(Excerpted records Opens)
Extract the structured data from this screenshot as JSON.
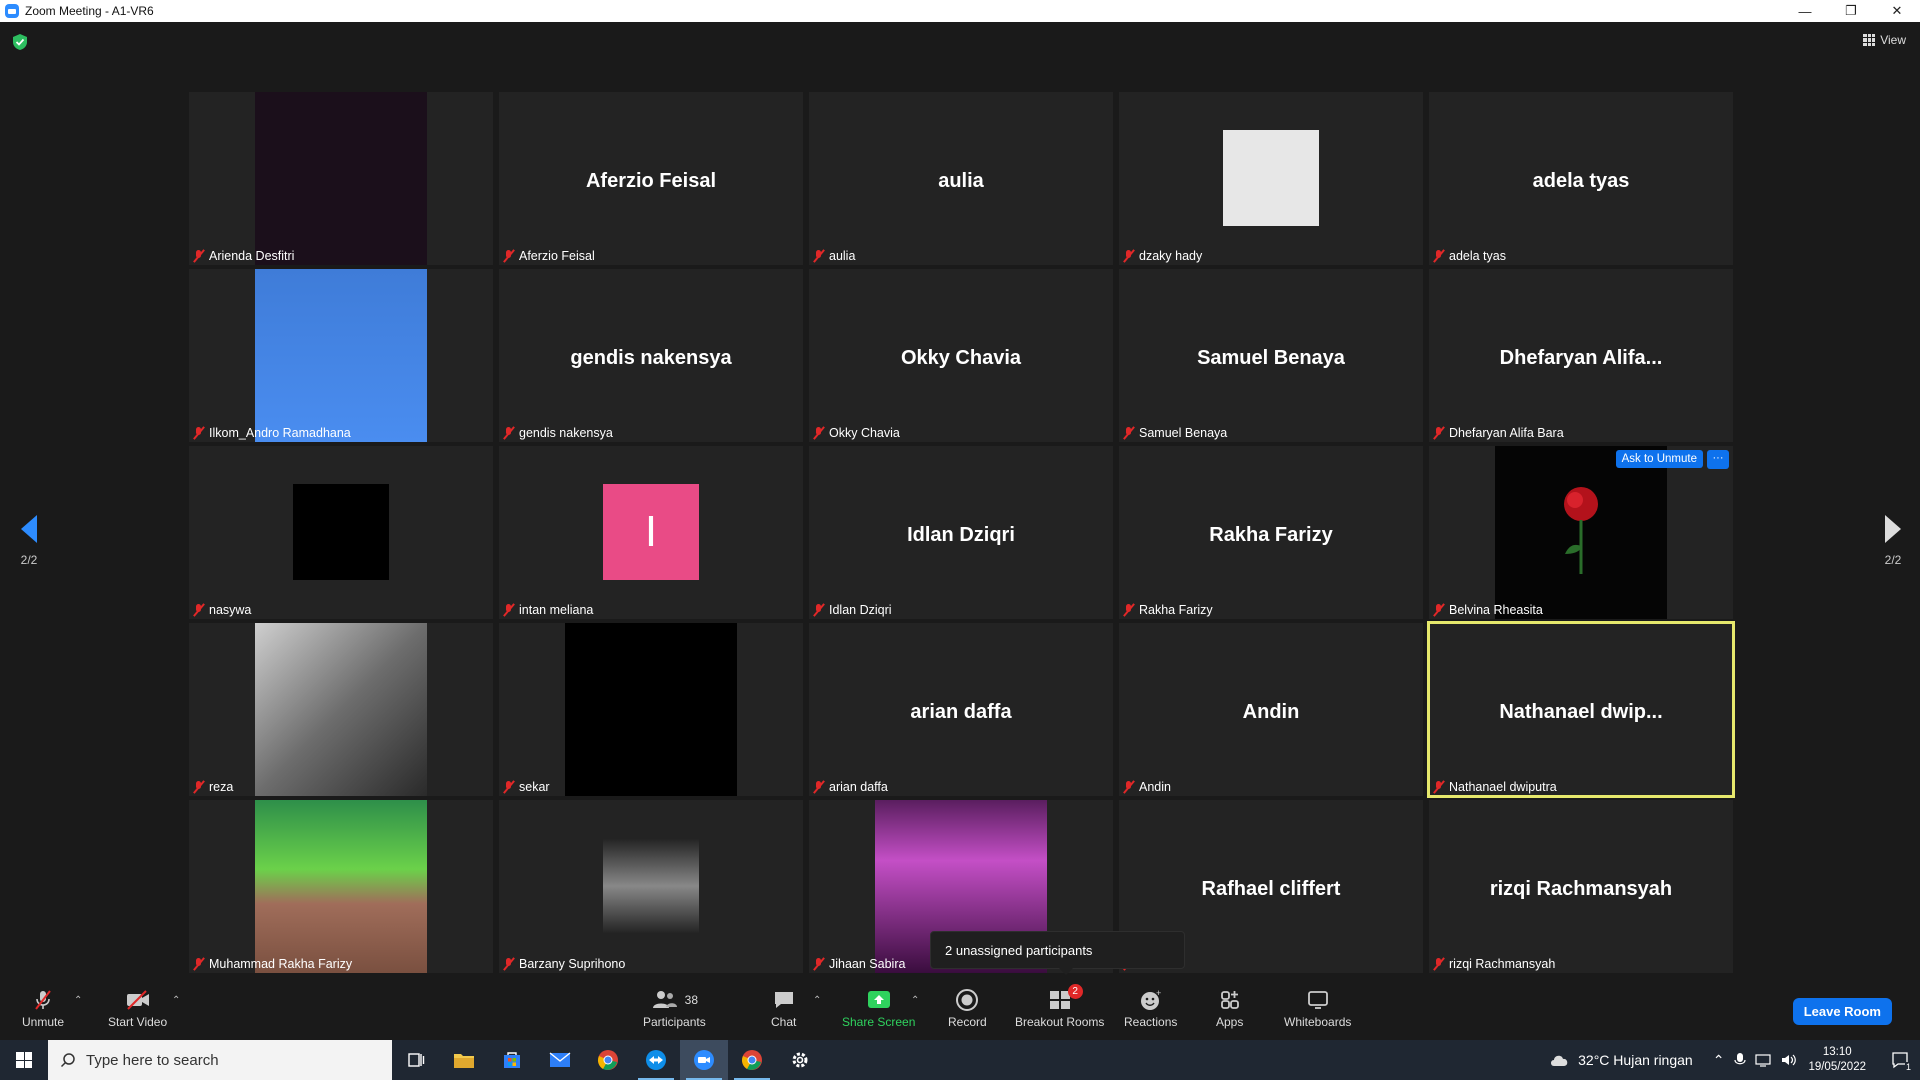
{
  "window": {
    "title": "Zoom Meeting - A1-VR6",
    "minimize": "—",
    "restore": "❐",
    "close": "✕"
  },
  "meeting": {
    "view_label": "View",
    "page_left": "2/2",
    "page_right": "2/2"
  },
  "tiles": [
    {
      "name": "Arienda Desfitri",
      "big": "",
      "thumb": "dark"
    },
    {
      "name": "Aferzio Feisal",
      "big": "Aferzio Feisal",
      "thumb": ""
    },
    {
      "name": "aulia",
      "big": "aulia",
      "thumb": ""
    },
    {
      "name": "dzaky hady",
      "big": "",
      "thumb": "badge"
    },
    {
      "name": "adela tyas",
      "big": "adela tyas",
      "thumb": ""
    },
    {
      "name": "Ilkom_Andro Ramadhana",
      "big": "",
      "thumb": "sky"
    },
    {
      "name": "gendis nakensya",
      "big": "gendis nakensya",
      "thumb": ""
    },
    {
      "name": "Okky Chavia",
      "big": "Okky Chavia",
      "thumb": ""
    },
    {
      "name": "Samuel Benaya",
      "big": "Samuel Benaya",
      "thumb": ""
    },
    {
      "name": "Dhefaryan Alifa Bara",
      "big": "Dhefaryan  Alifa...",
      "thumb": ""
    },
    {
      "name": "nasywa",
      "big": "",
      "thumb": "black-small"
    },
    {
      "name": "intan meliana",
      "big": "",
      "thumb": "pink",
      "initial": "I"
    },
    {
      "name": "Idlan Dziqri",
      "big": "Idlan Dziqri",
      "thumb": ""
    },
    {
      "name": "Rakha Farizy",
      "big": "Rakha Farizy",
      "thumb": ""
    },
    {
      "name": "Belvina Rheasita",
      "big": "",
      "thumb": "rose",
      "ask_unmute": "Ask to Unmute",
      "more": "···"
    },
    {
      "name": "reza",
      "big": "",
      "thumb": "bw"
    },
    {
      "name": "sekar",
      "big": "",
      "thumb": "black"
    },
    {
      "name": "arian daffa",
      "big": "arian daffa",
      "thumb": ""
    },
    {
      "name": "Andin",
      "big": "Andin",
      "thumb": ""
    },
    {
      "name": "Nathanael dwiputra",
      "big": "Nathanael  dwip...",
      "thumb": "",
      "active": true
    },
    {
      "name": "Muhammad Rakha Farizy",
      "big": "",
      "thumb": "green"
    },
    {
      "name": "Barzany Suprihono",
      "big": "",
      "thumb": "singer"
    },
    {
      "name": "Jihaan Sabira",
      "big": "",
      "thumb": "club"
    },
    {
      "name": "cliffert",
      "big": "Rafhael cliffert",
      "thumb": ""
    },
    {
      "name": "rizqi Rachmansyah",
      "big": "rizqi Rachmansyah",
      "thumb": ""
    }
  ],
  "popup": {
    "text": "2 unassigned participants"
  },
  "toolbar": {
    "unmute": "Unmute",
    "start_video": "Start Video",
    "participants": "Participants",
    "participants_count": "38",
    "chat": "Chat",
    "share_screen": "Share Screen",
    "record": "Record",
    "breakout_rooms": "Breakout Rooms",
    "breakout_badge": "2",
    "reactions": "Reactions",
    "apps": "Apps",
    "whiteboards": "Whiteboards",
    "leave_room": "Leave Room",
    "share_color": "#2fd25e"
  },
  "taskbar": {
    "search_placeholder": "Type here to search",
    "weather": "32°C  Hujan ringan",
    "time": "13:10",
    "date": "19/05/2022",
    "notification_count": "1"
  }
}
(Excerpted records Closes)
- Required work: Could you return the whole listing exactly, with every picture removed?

- Solution for this exercise:
Extract the structured data from this screenshot as JSON.
{
  "window": {
    "title": "Zoom Meeting - A1-VR6",
    "minimize": "—",
    "restore": "❐",
    "close": "✕"
  },
  "meeting": {
    "view_label": "View",
    "page_left": "2/2",
    "page_right": "2/2"
  },
  "tiles": [
    {
      "name": "Arienda Desfitri",
      "big": "",
      "thumb": "dark"
    },
    {
      "name": "Aferzio Feisal",
      "big": "Aferzio Feisal",
      "thumb": ""
    },
    {
      "name": "aulia",
      "big": "aulia",
      "thumb": ""
    },
    {
      "name": "dzaky hady",
      "big": "",
      "thumb": "badge"
    },
    {
      "name": "adela tyas",
      "big": "adela tyas",
      "thumb": ""
    },
    {
      "name": "Ilkom_Andro Ramadhana",
      "big": "",
      "thumb": "sky"
    },
    {
      "name": "gendis nakensya",
      "big": "gendis nakensya",
      "thumb": ""
    },
    {
      "name": "Okky Chavia",
      "big": "Okky Chavia",
      "thumb": ""
    },
    {
      "name": "Samuel Benaya",
      "big": "Samuel Benaya",
      "thumb": ""
    },
    {
      "name": "Dhefaryan Alifa Bara",
      "big": "Dhefaryan  Alifa...",
      "thumb": ""
    },
    {
      "name": "nasywa",
      "big": "",
      "thumb": "black-small"
    },
    {
      "name": "intan meliana",
      "big": "",
      "thumb": "pink",
      "initial": "I"
    },
    {
      "name": "Idlan Dziqri",
      "big": "Idlan Dziqri",
      "thumb": ""
    },
    {
      "name": "Rakha Farizy",
      "big": "Rakha Farizy",
      "thumb": ""
    },
    {
      "name": "Belvina Rheasita",
      "big": "",
      "thumb": "rose",
      "ask_unmute": "Ask to Unmute",
      "more": "···"
    },
    {
      "name": "reza",
      "big": "",
      "thumb": "bw"
    },
    {
      "name": "sekar",
      "big": "",
      "thumb": "black"
    },
    {
      "name": "arian daffa",
      "big": "arian daffa",
      "thumb": ""
    },
    {
      "name": "Andin",
      "big": "Andin",
      "thumb": ""
    },
    {
      "name": "Nathanael dwiputra",
      "big": "Nathanael  dwip...",
      "thumb": "",
      "active": true
    },
    {
      "name": "Muhammad Rakha Farizy",
      "big": "",
      "thumb": "green"
    },
    {
      "name": "Barzany Suprihono",
      "big": "",
      "thumb": "singer"
    },
    {
      "name": "Jihaan Sabira",
      "big": "",
      "thumb": "club"
    },
    {
      "name": "cliffert",
      "big": "Rafhael cliffert",
      "thumb": ""
    },
    {
      "name": "rizqi Rachmansyah",
      "big": "rizqi Rachmansyah",
      "thumb": ""
    }
  ],
  "popup": {
    "text": "2 unassigned participants"
  },
  "toolbar": {
    "unmute": "Unmute",
    "start_video": "Start Video",
    "participants": "Participants",
    "participants_count": "38",
    "chat": "Chat",
    "share_screen": "Share Screen",
    "record": "Record",
    "breakout_rooms": "Breakout Rooms",
    "breakout_badge": "2",
    "reactions": "Reactions",
    "apps": "Apps",
    "whiteboards": "Whiteboards",
    "leave_room": "Leave Room",
    "share_color": "#2fd25e"
  },
  "taskbar": {
    "search_placeholder": "Type here to search",
    "weather": "32°C  Hujan ringan",
    "time": "13:10",
    "date": "19/05/2022",
    "notification_count": "1"
  }
}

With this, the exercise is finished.